EKRE challenges electoral committee's decision to allow e-voting
The Conservative People's Party of Estonia (EKRE) has submitted an appeal to Estonia's National Electoral Committee challenging the committee's decision to allow e-voting in the local elections this October despite a detected security risk that could affect 750,000 ID cards.
According to EKRE parliamentary group chairman Martin Helme, the party finds that the Sept. 6 decision of the National Electoral Committee to still allow e-voting in the upcoming elections opens them up to vote manipulation and the influencing of election results, party spokespeople said.
The party is seeking to have e-voting called off and the elections to be held with paper ballots exclusively.
"According to legal practice, infringement of rights does not have to have taken place; it is enough for the opportunity to exist," Helme said in a press release. "When it comes to calling off e-voting, it is not important how likely it is that the security risk will be taken advantage of, as nobody will be able to forecast that.
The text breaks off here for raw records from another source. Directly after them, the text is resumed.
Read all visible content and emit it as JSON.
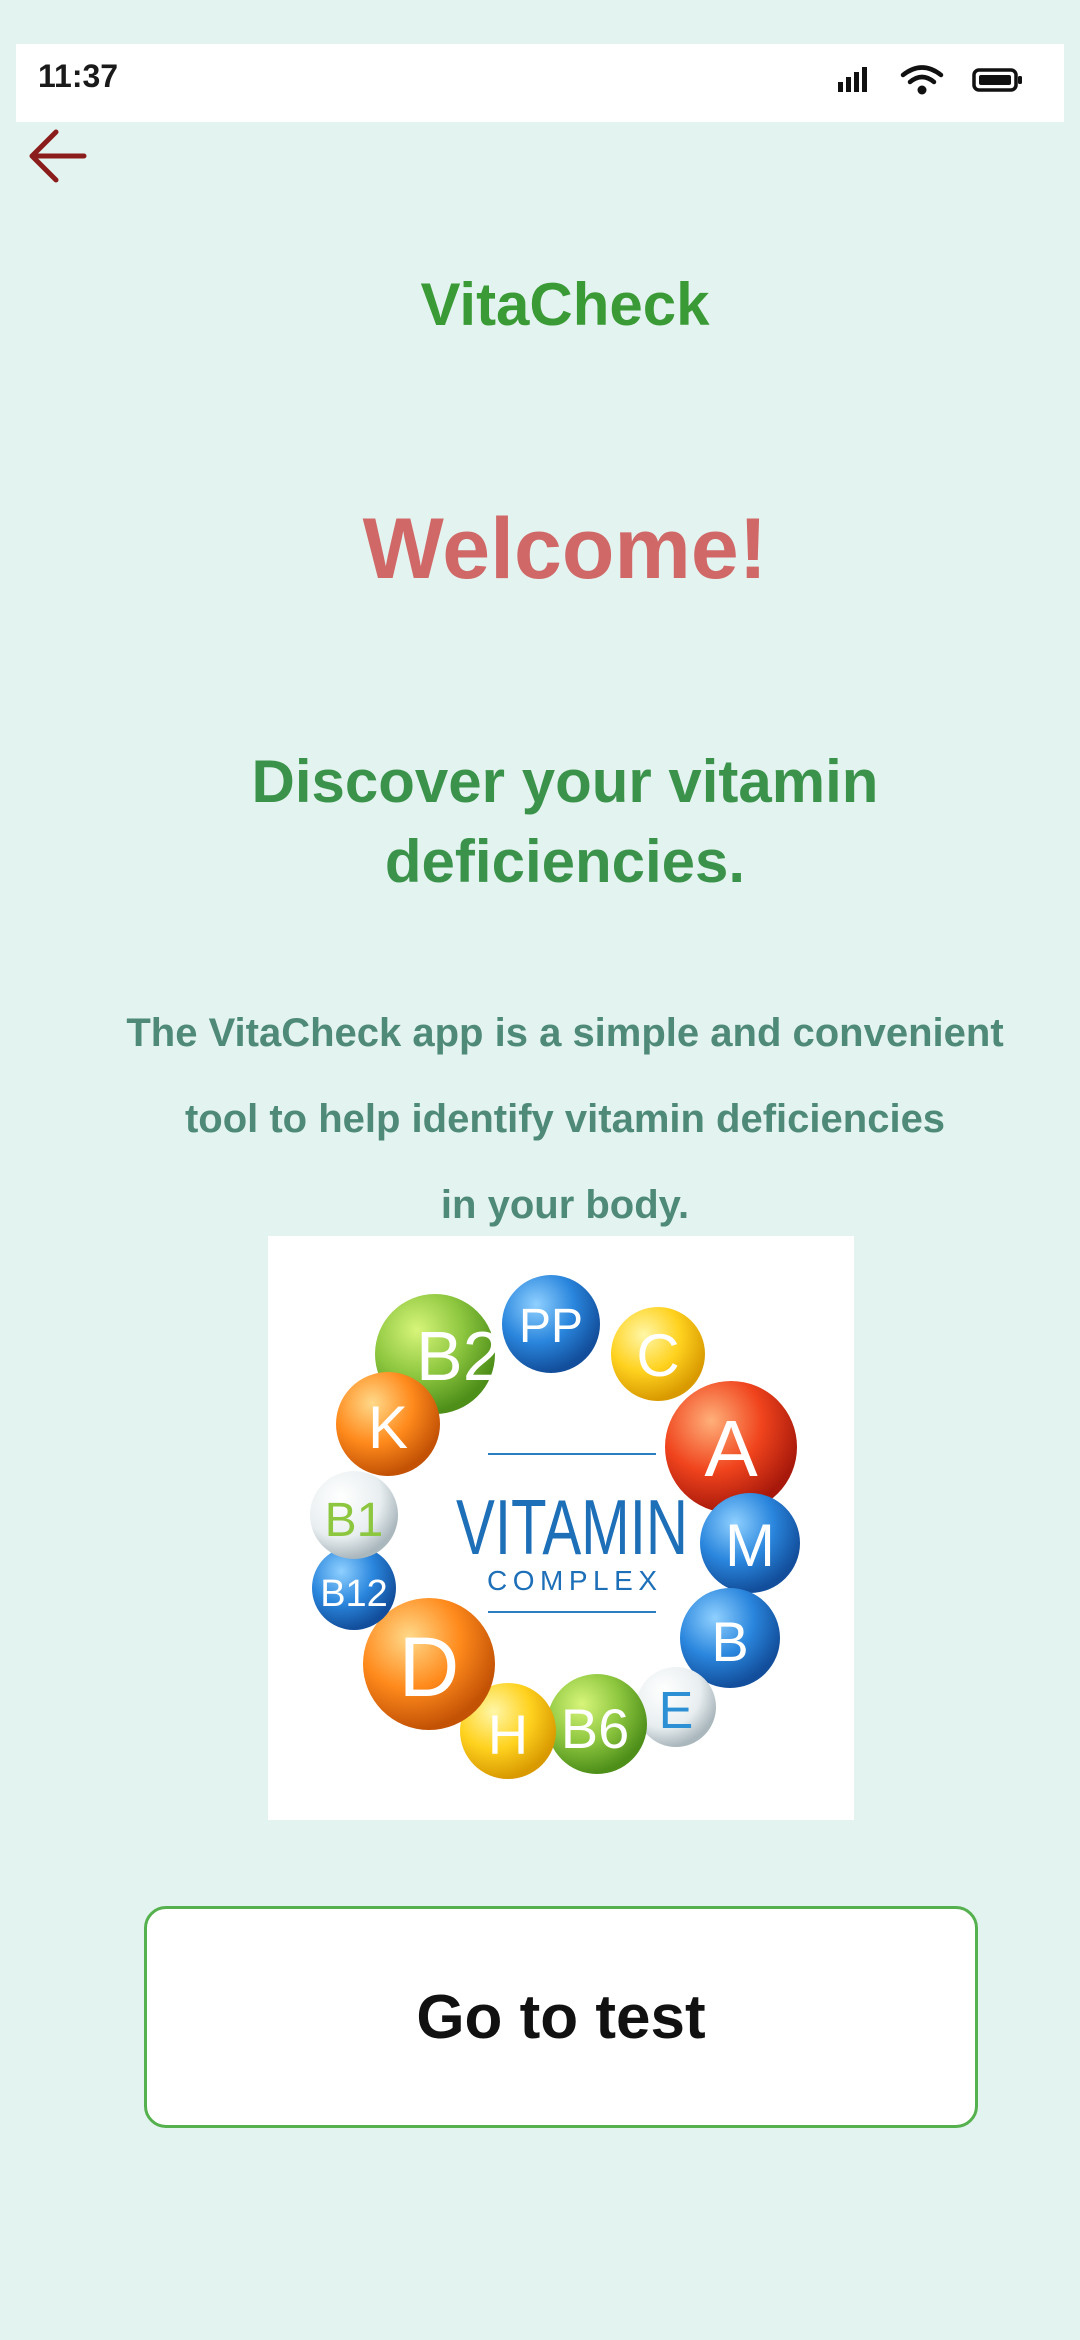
{
  "status_bar": {
    "time": "11:37",
    "icons": [
      "signal-icon",
      "wifi-icon",
      "battery-icon"
    ]
  },
  "nav": {
    "back_icon": "arrow-left-icon"
  },
  "header": {
    "app_name": "VitaCheck"
  },
  "main": {
    "welcome": "Welcome!",
    "headline": "Discover your vitamin deficiencies.",
    "description_lines": [
      "The VitaCheck app is a simple and convenient",
      "tool to help identify vitamin deficiencies",
      "in your body."
    ],
    "image": {
      "title": "VITAMIN",
      "subtitle": "COMPLEX",
      "balls": [
        "B2",
        "PP",
        "C",
        "A",
        "M",
        "B",
        "E",
        "B6",
        "H",
        "D",
        "B12",
        "B1",
        "K"
      ]
    },
    "cta_label": "Go to test"
  },
  "colors": {
    "background": "#e3f3ef",
    "app_name": "#3a9a36",
    "welcome": "#d06868",
    "headline": "#3b934b",
    "description": "#4e8a77",
    "button_border": "#55b04e",
    "back_arrow": "#8b1c1c"
  }
}
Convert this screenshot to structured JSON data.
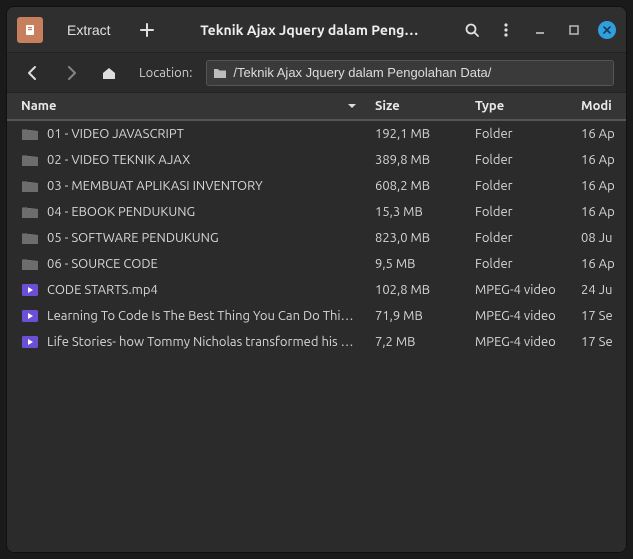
{
  "titlebar": {
    "extract_label": "Extract",
    "title": "Teknik Ajax Jquery dalam Peng…"
  },
  "nav": {
    "location_label": "Location:",
    "location_value": "/Teknik Ajax Jquery dalam Pengolahan Data/"
  },
  "columns": {
    "name": "Name",
    "size": "Size",
    "type": "Type",
    "modified": "Modi"
  },
  "rows": [
    {
      "kind": "folder",
      "name": "01 - VIDEO JAVASCRIPT",
      "size": "192,1 MB",
      "type": "Folder",
      "mod": "16 Ap"
    },
    {
      "kind": "folder",
      "name": "02 - VIDEO TEKNIK AJAX",
      "size": "389,8 MB",
      "type": "Folder",
      "mod": "16 Ap"
    },
    {
      "kind": "folder",
      "name": "03 - MEMBUAT APLIKASI INVENTORY",
      "size": "608,2 MB",
      "type": "Folder",
      "mod": "16 Ap"
    },
    {
      "kind": "folder",
      "name": "04 - EBOOK PENDUKUNG",
      "size": "15,3 MB",
      "type": "Folder",
      "mod": "16 Ap"
    },
    {
      "kind": "folder",
      "name": "05 - SOFTWARE PENDUKUNG",
      "size": "823,0 MB",
      "type": "Folder",
      "mod": "08 Ju"
    },
    {
      "kind": "folder",
      "name": "06 - SOURCE CODE",
      "size": "9,5 MB",
      "type": "Folder",
      "mod": "16 Ap"
    },
    {
      "kind": "video",
      "name": "CODE STARTS.mp4",
      "size": "102,8 MB",
      "type": "MPEG-4 video",
      "mod": "24 Ju"
    },
    {
      "kind": "video",
      "name": "Learning To Code Is The Best Thing You Can Do This …",
      "size": "71,9 MB",
      "type": "MPEG-4 video",
      "mod": "17 Se"
    },
    {
      "kind": "video",
      "name": "Life Stories- how Tommy Nicholas transformed his ca…",
      "size": "7,2 MB",
      "type": "MPEG-4 video",
      "mod": "17 Se"
    }
  ]
}
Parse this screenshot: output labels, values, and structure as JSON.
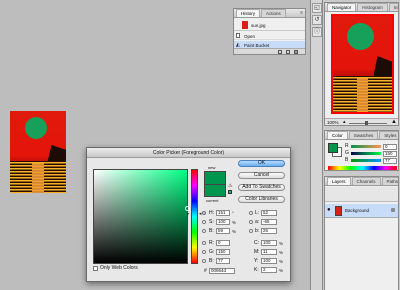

The fact is that nobody can ensure that manipulation will not take place, especially now, when information about the security risk with substantial explanations has spread across the world."
Helme claimed that conservatives believe that the National Electoral Committee ignored the standpoint of the Information System Authority (RIA), an agency much more capable in the IT field, according to which the potential risk is great enough to warrant calling off e-voting. "For doubt to be cast on election results, it is enough for there simply to be the possibility that the security risk may be taken advantage of, and this sort of situation must be avoided at any cost," he said.
The parliamentary group chairman said that in order to ensure the freedom of elections, all participants in the elections must be able to ascertain the trustworthiness of voting and the election results.
"Freedom to vote is also linked with the general trustworthiness of the systm used in electronic voting, which will be ensured with different measures — disclosure of source codes, auditing the system, ensuring the opportunity to monitor observers, and various security solutions," Helme explained. "Currently, a security risk has been detected, the result of which would be the infringement of the principle of the freedom of the vote highlighted in paragraph 60 of the Constitution and paragraph 1 of the Local Government Council Election Act."
Helme warned that a situation in which a vote issued by a voter will not reach the National Electoral Committee or that person is unable to vote at all cannot be ruled out, which means that the issue at hand involves the infringement of subjective voting rights as stipulated in the Constitution. "If the electronic voting system does not enable the voter to cast their vote for the candidate they wish to vote for, we are dealing with an infringement of subjective voting rights," he noted.
He said that, as there is a substantial possibility of infringing upon the principle of the freedom of the vote and because the general trustworthiness of the system used for e-voting has come under question, the electoral committee's decision is inconsistent with paragraph 60 of the Constitution.
"Taking the aforementioned into account, EKRE is asking the National Electoral Committee to annul its Sept. 6 decision to allow e-voting at the local elections and carry out the elections with paper ballots only," Helme said. "Should the committee not review its decision, the party is planning on taking this to the Supreme Court."
Editor: Aili Vahtla